Stored items
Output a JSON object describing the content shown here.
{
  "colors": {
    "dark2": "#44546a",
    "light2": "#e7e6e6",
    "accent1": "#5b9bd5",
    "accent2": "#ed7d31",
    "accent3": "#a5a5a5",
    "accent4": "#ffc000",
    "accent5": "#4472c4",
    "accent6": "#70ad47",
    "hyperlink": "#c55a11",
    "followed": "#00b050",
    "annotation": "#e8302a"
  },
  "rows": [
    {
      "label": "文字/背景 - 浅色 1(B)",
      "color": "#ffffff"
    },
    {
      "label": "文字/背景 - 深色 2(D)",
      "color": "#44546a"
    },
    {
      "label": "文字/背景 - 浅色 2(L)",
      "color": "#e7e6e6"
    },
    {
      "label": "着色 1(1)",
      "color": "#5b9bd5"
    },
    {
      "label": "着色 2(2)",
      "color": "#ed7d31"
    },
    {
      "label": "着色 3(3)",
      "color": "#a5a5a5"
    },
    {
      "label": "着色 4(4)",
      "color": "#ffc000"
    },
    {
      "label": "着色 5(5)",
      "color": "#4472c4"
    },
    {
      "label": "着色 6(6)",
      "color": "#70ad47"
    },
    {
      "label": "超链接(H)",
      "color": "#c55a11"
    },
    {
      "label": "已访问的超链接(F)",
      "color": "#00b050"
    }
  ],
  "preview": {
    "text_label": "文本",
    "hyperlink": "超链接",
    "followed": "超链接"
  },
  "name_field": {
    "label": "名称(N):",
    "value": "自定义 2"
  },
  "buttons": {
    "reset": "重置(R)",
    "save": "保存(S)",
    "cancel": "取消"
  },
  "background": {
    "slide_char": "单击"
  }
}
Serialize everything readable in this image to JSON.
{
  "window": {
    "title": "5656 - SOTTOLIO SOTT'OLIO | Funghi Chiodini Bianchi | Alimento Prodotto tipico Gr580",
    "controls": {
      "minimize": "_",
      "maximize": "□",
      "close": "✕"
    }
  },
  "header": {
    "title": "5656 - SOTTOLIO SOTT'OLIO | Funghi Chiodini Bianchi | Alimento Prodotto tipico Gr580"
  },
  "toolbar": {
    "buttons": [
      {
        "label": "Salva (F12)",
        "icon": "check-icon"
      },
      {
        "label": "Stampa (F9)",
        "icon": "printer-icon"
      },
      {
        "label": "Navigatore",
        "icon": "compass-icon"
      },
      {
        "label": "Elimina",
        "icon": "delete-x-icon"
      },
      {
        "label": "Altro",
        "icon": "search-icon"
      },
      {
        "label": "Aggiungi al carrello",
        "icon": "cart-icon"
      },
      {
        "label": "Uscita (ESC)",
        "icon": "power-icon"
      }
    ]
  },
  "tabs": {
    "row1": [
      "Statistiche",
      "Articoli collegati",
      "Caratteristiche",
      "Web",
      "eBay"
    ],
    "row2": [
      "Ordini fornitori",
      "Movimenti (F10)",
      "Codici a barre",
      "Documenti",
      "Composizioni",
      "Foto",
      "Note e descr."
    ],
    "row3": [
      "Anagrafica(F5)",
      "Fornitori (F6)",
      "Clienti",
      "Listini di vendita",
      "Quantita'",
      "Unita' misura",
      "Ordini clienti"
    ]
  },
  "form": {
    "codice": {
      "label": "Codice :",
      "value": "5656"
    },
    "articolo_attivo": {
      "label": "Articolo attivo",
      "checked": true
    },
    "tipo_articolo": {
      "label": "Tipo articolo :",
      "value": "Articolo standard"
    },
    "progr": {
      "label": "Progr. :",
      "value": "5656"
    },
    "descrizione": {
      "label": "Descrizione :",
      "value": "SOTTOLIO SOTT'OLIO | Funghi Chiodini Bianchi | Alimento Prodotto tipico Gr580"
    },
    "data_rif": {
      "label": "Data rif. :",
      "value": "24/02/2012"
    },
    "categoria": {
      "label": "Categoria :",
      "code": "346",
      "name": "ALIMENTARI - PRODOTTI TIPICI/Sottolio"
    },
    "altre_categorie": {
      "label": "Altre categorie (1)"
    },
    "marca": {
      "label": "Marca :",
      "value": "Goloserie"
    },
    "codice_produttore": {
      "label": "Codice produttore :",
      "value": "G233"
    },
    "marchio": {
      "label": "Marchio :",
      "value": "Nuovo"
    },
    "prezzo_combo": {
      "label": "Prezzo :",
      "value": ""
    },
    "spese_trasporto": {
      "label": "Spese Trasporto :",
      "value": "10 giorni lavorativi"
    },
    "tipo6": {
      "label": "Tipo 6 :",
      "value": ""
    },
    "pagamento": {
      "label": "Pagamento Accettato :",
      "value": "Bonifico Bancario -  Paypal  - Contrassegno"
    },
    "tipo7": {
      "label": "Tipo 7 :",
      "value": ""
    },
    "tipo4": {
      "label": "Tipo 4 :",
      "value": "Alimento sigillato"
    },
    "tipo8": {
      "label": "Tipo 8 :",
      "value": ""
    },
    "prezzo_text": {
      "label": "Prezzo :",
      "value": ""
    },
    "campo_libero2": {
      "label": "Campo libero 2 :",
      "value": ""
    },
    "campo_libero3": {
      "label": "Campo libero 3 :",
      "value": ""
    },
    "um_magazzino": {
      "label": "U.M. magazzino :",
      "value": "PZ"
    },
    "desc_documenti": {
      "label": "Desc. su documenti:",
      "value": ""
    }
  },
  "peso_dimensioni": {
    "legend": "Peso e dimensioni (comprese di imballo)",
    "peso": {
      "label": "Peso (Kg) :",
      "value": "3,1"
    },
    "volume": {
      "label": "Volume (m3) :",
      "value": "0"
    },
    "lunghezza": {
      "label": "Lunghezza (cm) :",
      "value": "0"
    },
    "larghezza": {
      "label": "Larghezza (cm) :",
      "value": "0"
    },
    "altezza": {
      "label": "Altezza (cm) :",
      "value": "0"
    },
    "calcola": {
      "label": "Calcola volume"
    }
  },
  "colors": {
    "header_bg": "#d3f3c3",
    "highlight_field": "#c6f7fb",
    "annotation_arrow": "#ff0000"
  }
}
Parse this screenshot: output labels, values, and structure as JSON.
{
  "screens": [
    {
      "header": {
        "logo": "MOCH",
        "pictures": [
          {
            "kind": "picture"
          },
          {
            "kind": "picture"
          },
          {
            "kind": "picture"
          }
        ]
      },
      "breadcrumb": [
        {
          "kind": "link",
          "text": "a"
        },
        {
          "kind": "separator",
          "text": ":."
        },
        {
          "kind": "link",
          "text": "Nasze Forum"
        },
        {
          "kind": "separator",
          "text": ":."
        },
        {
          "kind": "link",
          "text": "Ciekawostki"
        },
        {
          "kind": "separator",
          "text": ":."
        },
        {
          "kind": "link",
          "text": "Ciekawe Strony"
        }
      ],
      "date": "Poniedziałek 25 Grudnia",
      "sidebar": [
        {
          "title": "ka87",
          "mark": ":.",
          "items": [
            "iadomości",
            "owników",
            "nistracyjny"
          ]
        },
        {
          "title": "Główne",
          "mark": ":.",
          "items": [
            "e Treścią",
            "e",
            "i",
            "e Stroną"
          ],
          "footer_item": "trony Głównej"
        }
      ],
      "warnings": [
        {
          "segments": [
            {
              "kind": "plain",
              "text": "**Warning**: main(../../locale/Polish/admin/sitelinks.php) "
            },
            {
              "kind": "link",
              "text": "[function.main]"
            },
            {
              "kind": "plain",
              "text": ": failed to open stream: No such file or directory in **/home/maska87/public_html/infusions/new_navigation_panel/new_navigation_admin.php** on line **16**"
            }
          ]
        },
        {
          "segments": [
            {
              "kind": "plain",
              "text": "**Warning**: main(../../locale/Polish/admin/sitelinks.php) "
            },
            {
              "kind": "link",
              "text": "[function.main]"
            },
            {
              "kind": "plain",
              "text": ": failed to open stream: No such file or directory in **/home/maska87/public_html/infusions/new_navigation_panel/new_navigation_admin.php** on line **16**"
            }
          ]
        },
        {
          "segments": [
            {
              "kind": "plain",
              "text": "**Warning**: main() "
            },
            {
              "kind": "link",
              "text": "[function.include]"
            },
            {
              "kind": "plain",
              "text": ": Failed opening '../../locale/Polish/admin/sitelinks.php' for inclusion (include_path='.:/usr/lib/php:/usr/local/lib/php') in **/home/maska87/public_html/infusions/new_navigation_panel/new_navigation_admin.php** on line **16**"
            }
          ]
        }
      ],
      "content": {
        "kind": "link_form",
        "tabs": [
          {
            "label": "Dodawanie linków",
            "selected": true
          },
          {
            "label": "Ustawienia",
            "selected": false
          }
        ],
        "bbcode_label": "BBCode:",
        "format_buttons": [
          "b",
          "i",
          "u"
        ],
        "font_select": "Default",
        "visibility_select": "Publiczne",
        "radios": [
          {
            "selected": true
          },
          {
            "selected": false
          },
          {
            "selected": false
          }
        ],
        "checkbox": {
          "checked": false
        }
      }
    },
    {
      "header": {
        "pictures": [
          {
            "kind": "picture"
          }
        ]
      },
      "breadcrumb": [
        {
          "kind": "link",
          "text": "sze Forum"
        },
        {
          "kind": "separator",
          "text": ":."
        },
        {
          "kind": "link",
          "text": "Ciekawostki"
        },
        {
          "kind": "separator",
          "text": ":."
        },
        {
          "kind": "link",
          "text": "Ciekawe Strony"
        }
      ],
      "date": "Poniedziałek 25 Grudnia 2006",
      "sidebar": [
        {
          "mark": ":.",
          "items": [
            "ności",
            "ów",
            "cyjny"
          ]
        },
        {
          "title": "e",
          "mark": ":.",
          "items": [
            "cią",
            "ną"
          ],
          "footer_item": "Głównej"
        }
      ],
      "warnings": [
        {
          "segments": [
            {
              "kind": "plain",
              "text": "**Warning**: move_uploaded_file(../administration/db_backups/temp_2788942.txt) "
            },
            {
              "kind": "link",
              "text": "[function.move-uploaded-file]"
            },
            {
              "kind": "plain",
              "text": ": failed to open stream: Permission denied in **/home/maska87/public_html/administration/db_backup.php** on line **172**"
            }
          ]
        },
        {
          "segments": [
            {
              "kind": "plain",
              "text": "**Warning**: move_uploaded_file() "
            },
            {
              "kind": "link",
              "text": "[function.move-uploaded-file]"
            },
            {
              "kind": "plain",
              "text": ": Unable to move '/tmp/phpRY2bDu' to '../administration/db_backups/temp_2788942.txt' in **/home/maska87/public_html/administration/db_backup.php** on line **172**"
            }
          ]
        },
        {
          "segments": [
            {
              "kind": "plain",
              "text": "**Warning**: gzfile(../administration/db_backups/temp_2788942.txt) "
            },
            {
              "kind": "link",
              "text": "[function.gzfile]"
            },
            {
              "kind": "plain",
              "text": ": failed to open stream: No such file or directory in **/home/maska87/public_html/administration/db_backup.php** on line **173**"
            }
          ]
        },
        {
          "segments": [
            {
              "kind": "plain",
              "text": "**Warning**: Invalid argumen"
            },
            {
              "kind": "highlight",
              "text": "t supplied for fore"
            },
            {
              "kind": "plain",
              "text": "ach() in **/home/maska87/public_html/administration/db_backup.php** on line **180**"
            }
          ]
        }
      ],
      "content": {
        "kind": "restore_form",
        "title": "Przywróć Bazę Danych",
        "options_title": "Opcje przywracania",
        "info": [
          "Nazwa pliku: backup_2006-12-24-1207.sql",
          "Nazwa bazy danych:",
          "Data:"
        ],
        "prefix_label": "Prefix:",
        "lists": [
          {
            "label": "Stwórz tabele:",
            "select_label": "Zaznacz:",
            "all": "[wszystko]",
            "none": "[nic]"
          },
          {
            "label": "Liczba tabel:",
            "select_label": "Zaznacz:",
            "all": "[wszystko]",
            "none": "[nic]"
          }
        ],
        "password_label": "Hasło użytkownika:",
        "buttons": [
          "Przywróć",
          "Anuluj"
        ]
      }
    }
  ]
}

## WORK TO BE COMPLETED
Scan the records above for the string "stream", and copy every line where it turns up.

## ANSWER SECTION
              "text": ": failed to open stream: No such file or directory in **/home/maska87/public_html/infusions/new_navigation_panel/new_navigation_admin.php** on line **16**"
              "text": ": failed to open stream: No such file or directory in **/home/maska87/public_html/infusions/new_navigation_panel/new_navigation_admin.php** on line **16**"
              "text": ": failed to open stream: Permission denied in **/home/maska87/public_html/administration/db_backup.php** on line **172**"
              "text": ": failed to open stream: No such file or directory in **/home/maska87/public_html/administration/db_backup.php** on line **173**"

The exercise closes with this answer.